Exclude nonessential information

There’s no need to give the names of your supervisor, the street address and telephone numbers of your past employers or attach your references. This wastes valuable space in your resume and detracts from your key information. Your prospective employer will only need this information if you get past the interview stage and you’re on the shortlist for the appointment. Here’s a checklist of information to leave out of your resume.

Don’t include:

  • citizenship
  • health
  • irrelevant associations and memberships
  • irrelevant awards
  • irrelevant publications
  • irrelevant hobbies and pastimes
  • marital status and children
  • photograph
  • previous salary
  • reason for leaving previous jobs
  • references
  • scholarships
  • second mailing address
  • social security number
  • supervisor’s or manager’s names
  • travel history

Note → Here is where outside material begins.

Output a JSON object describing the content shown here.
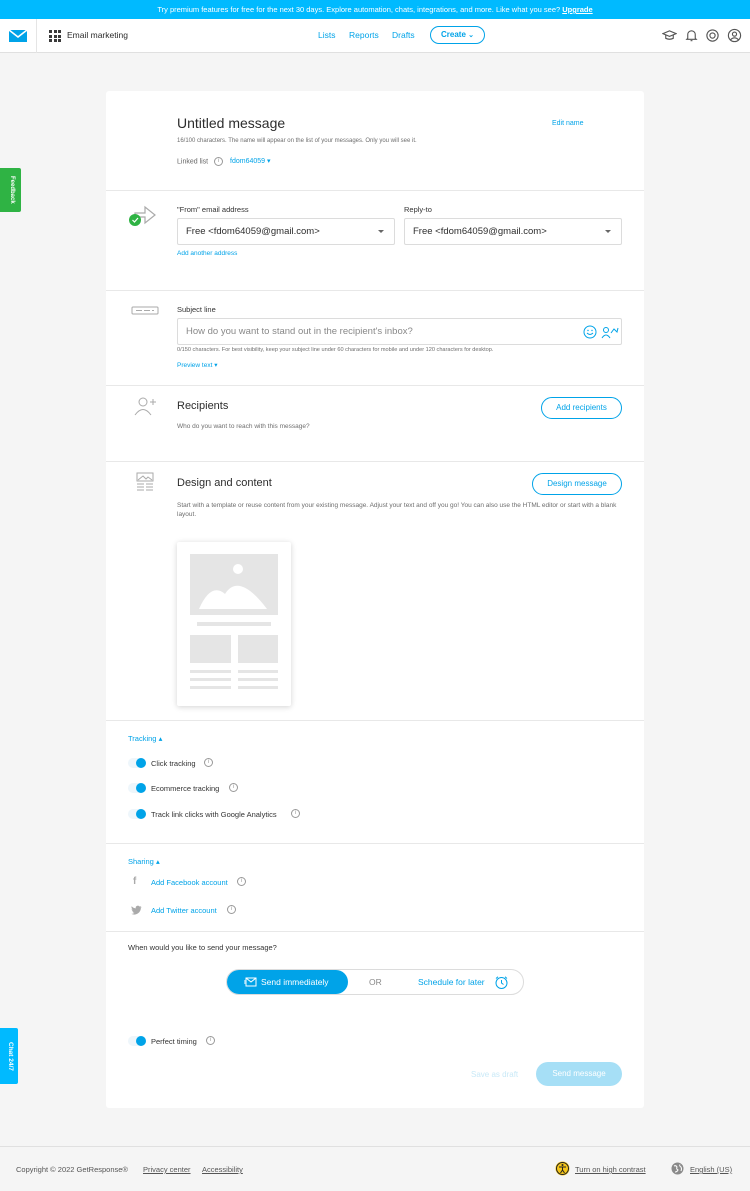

Write an honest resume

There’s no reason to lie. Everyone has marketable skills. Highlight what you have to offer, without lying or stretching the truth.

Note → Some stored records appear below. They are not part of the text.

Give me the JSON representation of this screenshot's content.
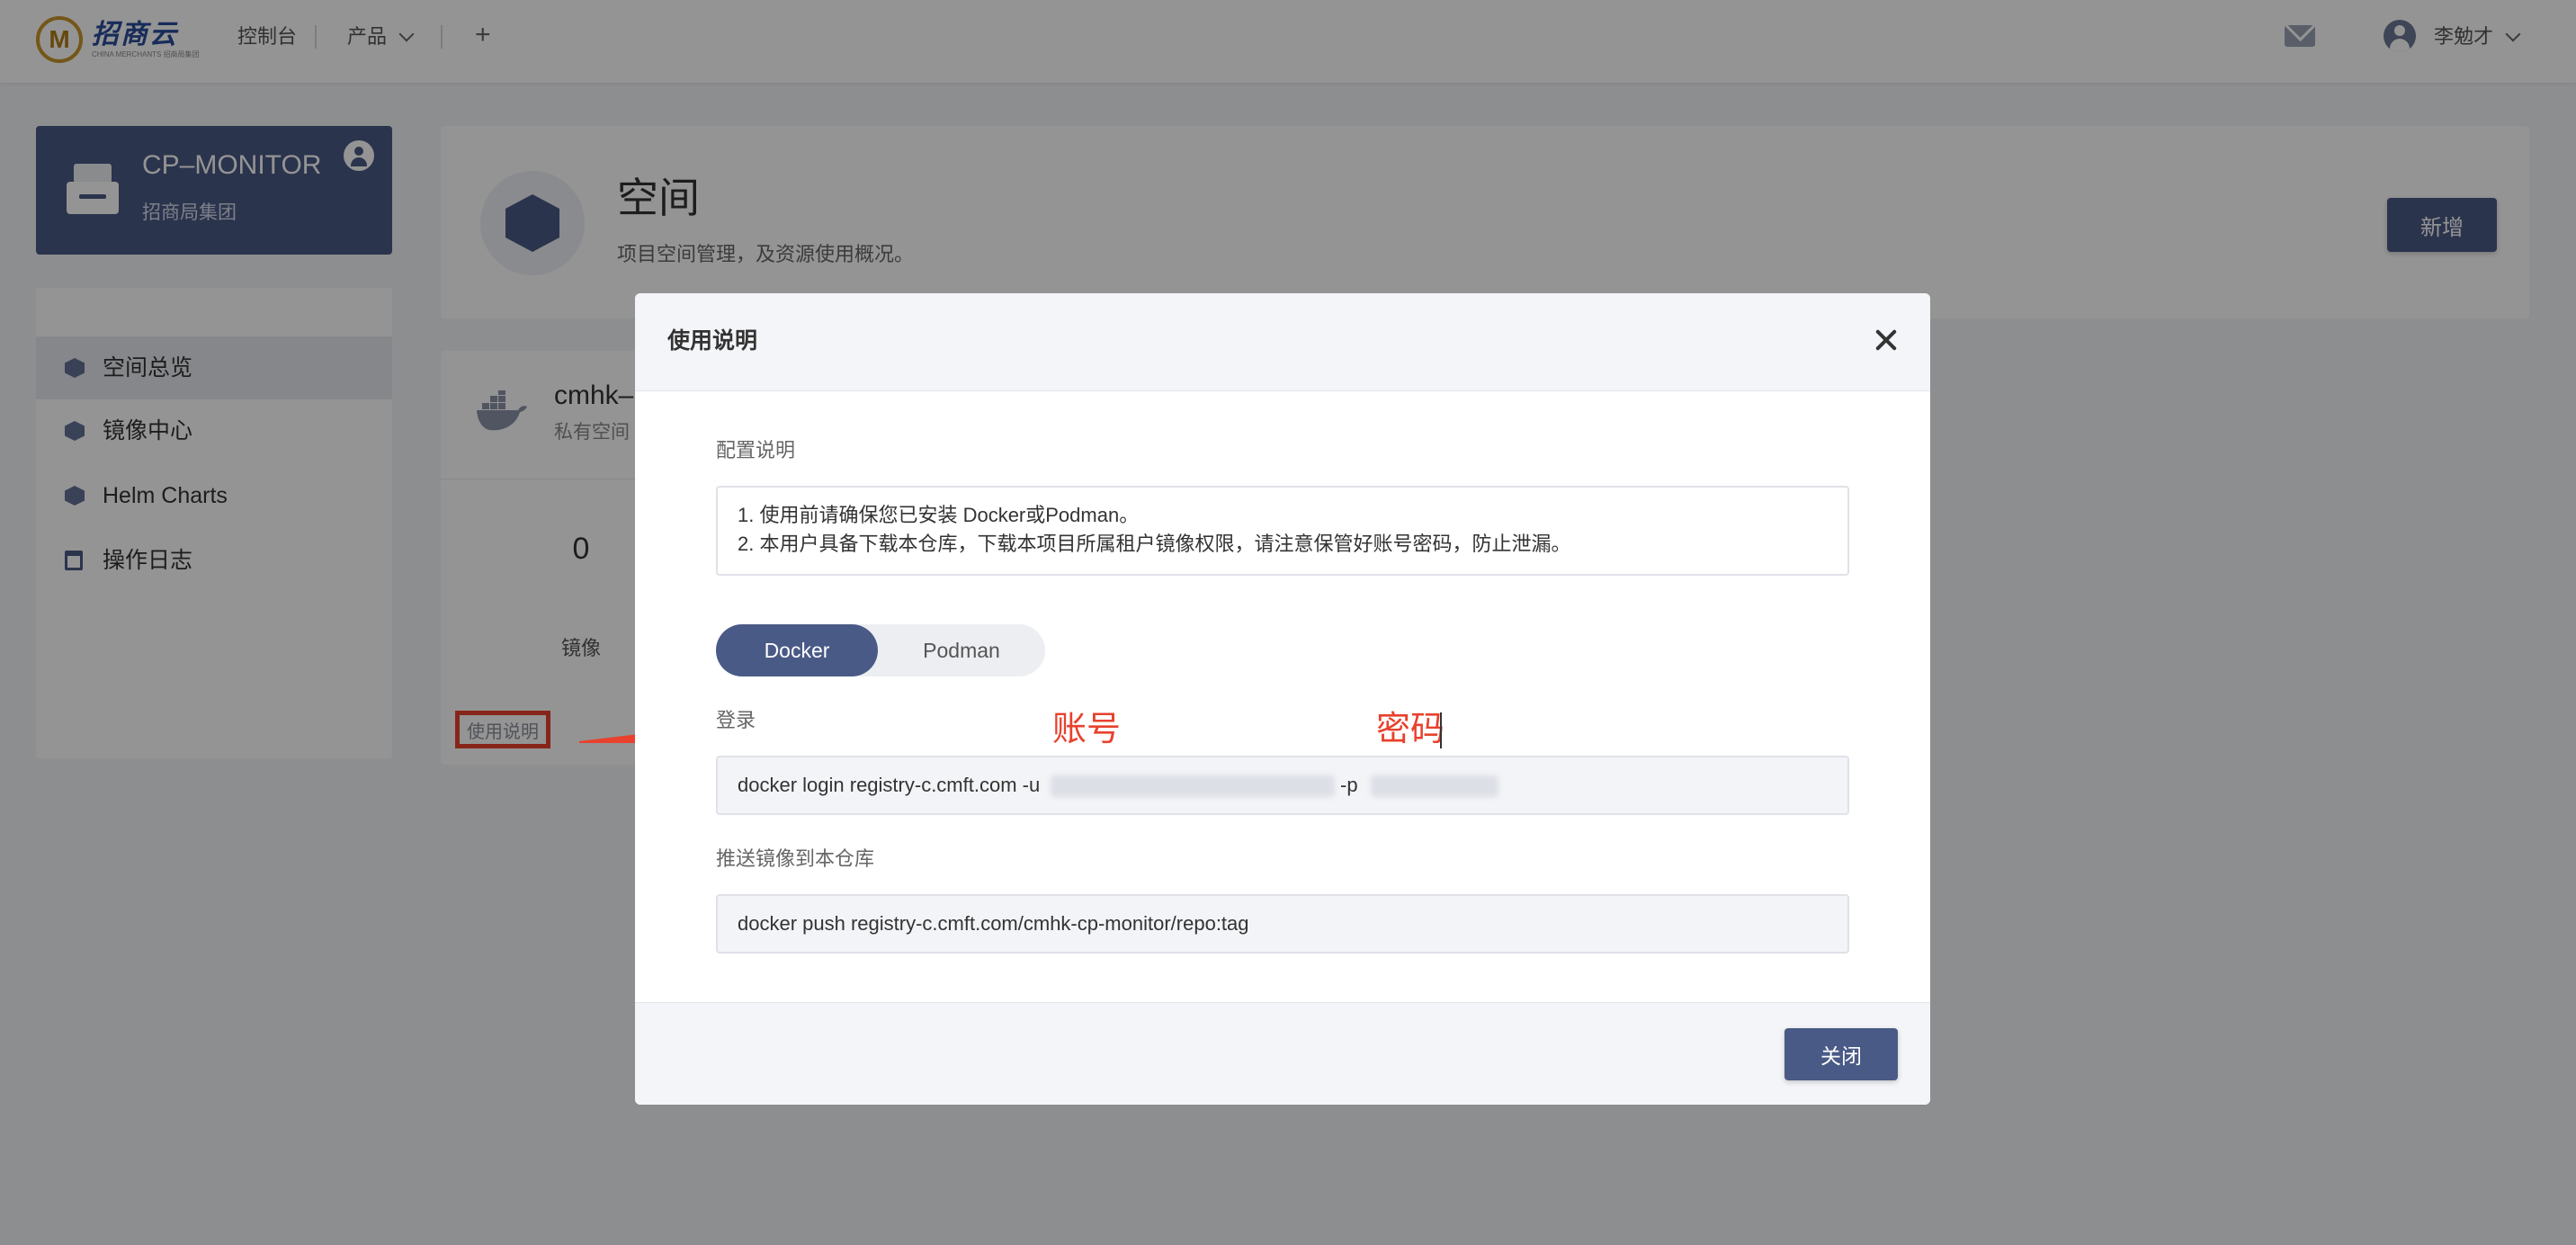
{
  "topbar": {
    "logo_text": "招商云",
    "logo_sub": "CHINA MERCHANTS 招商局集团",
    "nav_console": "控制台",
    "nav_products": "产品",
    "nav_add": "+",
    "username": "李勉才"
  },
  "project": {
    "name": "CP–MONITOR",
    "org": "招商局集团"
  },
  "sidebar": {
    "items": [
      {
        "label": "空间总览",
        "icon": "cube-icon",
        "active": true
      },
      {
        "label": "镜像中心",
        "icon": "cube-icon",
        "active": false
      },
      {
        "label": "Helm Charts",
        "icon": "cube-icon",
        "active": false
      },
      {
        "label": "操作日志",
        "icon": "calendar-icon",
        "active": false
      }
    ]
  },
  "page": {
    "title": "空间",
    "subtitle": "项目空间管理，及资源使用概况。",
    "new_button": "新增"
  },
  "repo": {
    "name": "cmhk–",
    "type": "私有空间",
    "stat_value": "0",
    "stat_label": "镜像",
    "usage_link": "使用说明"
  },
  "modal": {
    "title": "使用说明",
    "config_label": "配置说明",
    "notes": [
      "1. 使用前请确保您已安装 Docker或Podman。",
      "2. 本用户具备下载本仓库，下载本项目所属租户镜像权限，请注意保管好账号密码，防止泄漏。"
    ],
    "tabs": {
      "docker": "Docker",
      "podman": "Podman",
      "active": "docker"
    },
    "login_label": "登录",
    "annotation_account": "账号",
    "annotation_password": "密码",
    "login_cmd_prefix": "docker login registry-c.cmft.com -u",
    "login_cmd_p": "-p",
    "push_label": "推送镜像到本仓库",
    "push_cmd": "docker push registry-c.cmft.com/cmhk-cp-monitor/repo:tag",
    "close_button": "关闭"
  },
  "colors": {
    "primary": "#4a5a86",
    "annotation_red": "#e8412d",
    "logo_gold": "#c8962a",
    "logo_blue": "#2a4c9a"
  }
}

Write your resume in plain English

Your resume may impress because you have organized the content to appeal to the reader’s needs, but that’s not enough. You need to use professional editing techniques to make sure you write clearly and concisely.

Keep your average sentence between 13-18 words

Don’t strain your reader’s concentration with long sentences. Keep the average for the document between 13-18 words.

Use active verbs

Banish all passive verbs from your resume. Instead, begin sentences with strong, action verbs. This will present you as active, as someone who can think, take responsibility and get things done. The key to switching passive verbs to active verbs in resume is to start each skill or qualification with an action verb.

Passive Example (Poor)

In 1998 I was promoted to Senior Finance Officer when I was given supervisory responsibility for 15 employees who were tasked with auditing the company’s accounts. In the next 12 months due to new cost controls that were introduced $40,000 was saved.

Active Example (Excellent)

Promoted in 1998 to Senior Finance Officer to supervise 15 employees auditing the company’s accounts. Saved $40,000 in 12 months by introducing new cost controls.

Keep the word choice simple

Avoid an impressive sounding vocabulary. Use simple, concrete words that say something. Don’t utilize plain English, simply use it.

Keep it specific

Don’t write: ‘Responsible for the management of sales staff…’ as this is too general. Write: ‘Ran a team of eight sales staff, two research staff and five administrative assistants and delivered a 15 percent growth in sales within the first 8 months.’

Keep it short by making every word count

You must write tightly. Cut any words or phrases that don’t add to your resume. Set yourself this test. Draft your resume and then resolve to cut 20 percent of the words. You might cut out a section, drop three qualifications of marginal interest and cut down on long-winded phrases. Read each sentence carefully and cut each long sentence and long-winded phrase. Go over it again and see if you can tighten the style further. This pruning will help put the rest of the information in sharper focus for the employer.

Avoid jargon, abbreviations or acronyms

Avoid management-speak and overusing abbreviations and acronyms. However, you can use technical terms and industry-standard terms if you are confident your reader will understand. Whatever, you do, there should be no abbreviation, acronym, word or phrase that puzzles your reader.

Proofread your resume

Make sure you catch all spelling, English usage and grammar mistakes, inconsistencies with capital letters and punctuation slips (especially missing or unnecessary apostrophes). Read your cover letter and resume thoroughly, several times. Ask a friend with good writing skills to double-check your writing.

Write a strong cover letter for your resume

Designing and writing your resume is important. But you also need a strong and effective cover letter to send with it. A cover letter has one aim: To help you get an interview and so increase your chances of landing that job. Take a look at my article on writing a strong resume cover letter.